In this last post, I want to address a few topics that have come up in recent interviews as well as some themes that have appeared and reappeared throughout the course of fieldwork.  While in Barcelona, I have interviewed several visual artists and members of the academic community who share an interest in the ways in which visual media has been and can be used to call attention to or discuss the period of political violence that marked a large part of Spain’s recent history.  In almost all of these interviews, the “papeles de Salamanca” have played an important – if not a primary – role in describing local and national memory debates.  The Salamanca papers are a collection of documents that formerly pertained to the Archivo General de la Guerra Civil Española in Salamanca.  The Archive itself consists in an immense stockpile of thousands of documents that were produced and/or collected by the Francoist regime.  Now deemed to be an “archivo de la represión,” this particular archive is thought to be an invaluable source of information regarding the inner workings of the Franco dictatorship. Continue reading

Documenting Science, Narrating Experience: The Use of Audiovisual Technologies in Forensics

Last weekend, I made a trip to San Sebastián to interview a member of the Aranzadi forensic team (Universidad del País Vasco) that oversaw the exhumation that I attended several weeks ago.  Responsible for filming exhumations and creating short narrative documentaries about individual investigations, the person that I interviewed explained how audiovisual documentation has been integrated into standard forensic and archaeological methods employed by Aranzadi in the exhumation of mass graves.  As my interlocutor was keen to point out, the narrative capacity of audiovisual storytelling and its ability to document events and collect testimonies have made this type of media a useful methodological tool both within and without the realm of science.

A member of the Aranzadi team filming a testimony

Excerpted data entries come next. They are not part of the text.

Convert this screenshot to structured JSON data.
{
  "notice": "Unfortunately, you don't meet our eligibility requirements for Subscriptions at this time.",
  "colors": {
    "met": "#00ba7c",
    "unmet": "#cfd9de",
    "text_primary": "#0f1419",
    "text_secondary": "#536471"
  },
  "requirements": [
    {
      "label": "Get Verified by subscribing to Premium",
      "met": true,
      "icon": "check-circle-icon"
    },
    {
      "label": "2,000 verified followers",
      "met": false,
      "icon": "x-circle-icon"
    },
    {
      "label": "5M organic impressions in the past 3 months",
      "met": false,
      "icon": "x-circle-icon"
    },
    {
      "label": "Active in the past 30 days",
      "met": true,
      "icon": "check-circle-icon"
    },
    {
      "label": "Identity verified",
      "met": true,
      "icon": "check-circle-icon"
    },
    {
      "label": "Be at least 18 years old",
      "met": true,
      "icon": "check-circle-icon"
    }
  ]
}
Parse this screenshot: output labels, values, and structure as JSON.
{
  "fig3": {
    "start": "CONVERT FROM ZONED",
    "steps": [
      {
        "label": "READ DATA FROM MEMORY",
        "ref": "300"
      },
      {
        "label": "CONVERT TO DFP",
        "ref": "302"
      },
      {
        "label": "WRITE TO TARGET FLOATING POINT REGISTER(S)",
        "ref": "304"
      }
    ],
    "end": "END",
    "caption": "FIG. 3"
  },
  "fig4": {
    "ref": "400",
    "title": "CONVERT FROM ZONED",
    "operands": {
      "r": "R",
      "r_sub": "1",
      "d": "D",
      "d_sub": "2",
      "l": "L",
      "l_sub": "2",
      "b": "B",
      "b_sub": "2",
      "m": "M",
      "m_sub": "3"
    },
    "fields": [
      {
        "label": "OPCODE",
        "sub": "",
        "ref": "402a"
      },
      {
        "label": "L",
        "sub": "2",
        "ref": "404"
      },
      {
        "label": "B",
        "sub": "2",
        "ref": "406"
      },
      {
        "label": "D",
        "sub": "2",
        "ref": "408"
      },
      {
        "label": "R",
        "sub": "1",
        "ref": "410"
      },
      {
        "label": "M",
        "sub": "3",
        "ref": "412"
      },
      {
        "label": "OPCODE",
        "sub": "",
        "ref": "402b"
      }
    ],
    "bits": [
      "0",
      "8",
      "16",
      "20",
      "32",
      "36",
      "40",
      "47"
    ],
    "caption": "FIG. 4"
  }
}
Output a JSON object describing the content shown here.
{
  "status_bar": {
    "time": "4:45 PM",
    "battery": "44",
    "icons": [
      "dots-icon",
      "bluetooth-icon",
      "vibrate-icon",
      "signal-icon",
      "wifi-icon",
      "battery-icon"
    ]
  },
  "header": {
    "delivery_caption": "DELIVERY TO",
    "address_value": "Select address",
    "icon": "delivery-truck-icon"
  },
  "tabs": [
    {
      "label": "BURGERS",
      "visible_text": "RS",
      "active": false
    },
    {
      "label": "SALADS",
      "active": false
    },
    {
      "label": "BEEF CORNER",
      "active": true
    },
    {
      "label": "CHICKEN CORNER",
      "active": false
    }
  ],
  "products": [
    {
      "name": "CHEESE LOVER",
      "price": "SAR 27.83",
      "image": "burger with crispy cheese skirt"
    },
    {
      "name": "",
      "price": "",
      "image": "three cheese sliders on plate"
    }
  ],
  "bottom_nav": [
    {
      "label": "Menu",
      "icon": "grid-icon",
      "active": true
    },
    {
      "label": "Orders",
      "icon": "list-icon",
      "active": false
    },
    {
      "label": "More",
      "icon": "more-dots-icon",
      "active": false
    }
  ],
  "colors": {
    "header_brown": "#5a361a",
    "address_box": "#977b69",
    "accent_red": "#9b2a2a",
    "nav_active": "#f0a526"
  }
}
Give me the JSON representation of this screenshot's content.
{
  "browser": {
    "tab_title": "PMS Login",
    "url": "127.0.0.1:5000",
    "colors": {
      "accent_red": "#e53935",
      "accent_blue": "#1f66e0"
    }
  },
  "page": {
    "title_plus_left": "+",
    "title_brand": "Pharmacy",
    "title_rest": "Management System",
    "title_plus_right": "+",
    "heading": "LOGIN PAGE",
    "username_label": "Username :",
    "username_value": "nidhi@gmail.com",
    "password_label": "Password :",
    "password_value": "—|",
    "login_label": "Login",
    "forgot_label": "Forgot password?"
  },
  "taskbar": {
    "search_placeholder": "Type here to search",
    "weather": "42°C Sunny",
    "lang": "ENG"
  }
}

During the exhumation process, audiovisual recording is used first and foremost to document the exhumation process.  It is used to create an audiovisual record of how an exhumation begins, how it is carried out, and finally how it concludes.  However, “levantando una fosa” is more than the application of archaeological methods.  It is an event that requires the collaboration of many different people, most of important of which are the families desaparecidos and those members of the community who have pushed for this kind of revision of the recent past to take place.  For those families who are exhuming missing loved ones, the exhumation is an emotionally charged event that is rooted in a wide range of memory practices.  It is therefore, an event that often lends itself to the emergence of personal narratives regarding past experience.  These narratives may be newly formed.  They can also be narratives that are being publicly voiced for the first time.  Video is useful here in that it provides a method and a medium for collecting these testimonies.  It creates a space in which those most directly affected by violence can reject silence by narrating their experience that will be recorded by an audiovisual technology that will ensure future accessibility.  In other words, video helps create a space for narrating experience while also facilitating the creation of an archive of experiences that illustrates the many ways in which social memory can manifest itself. Continue reading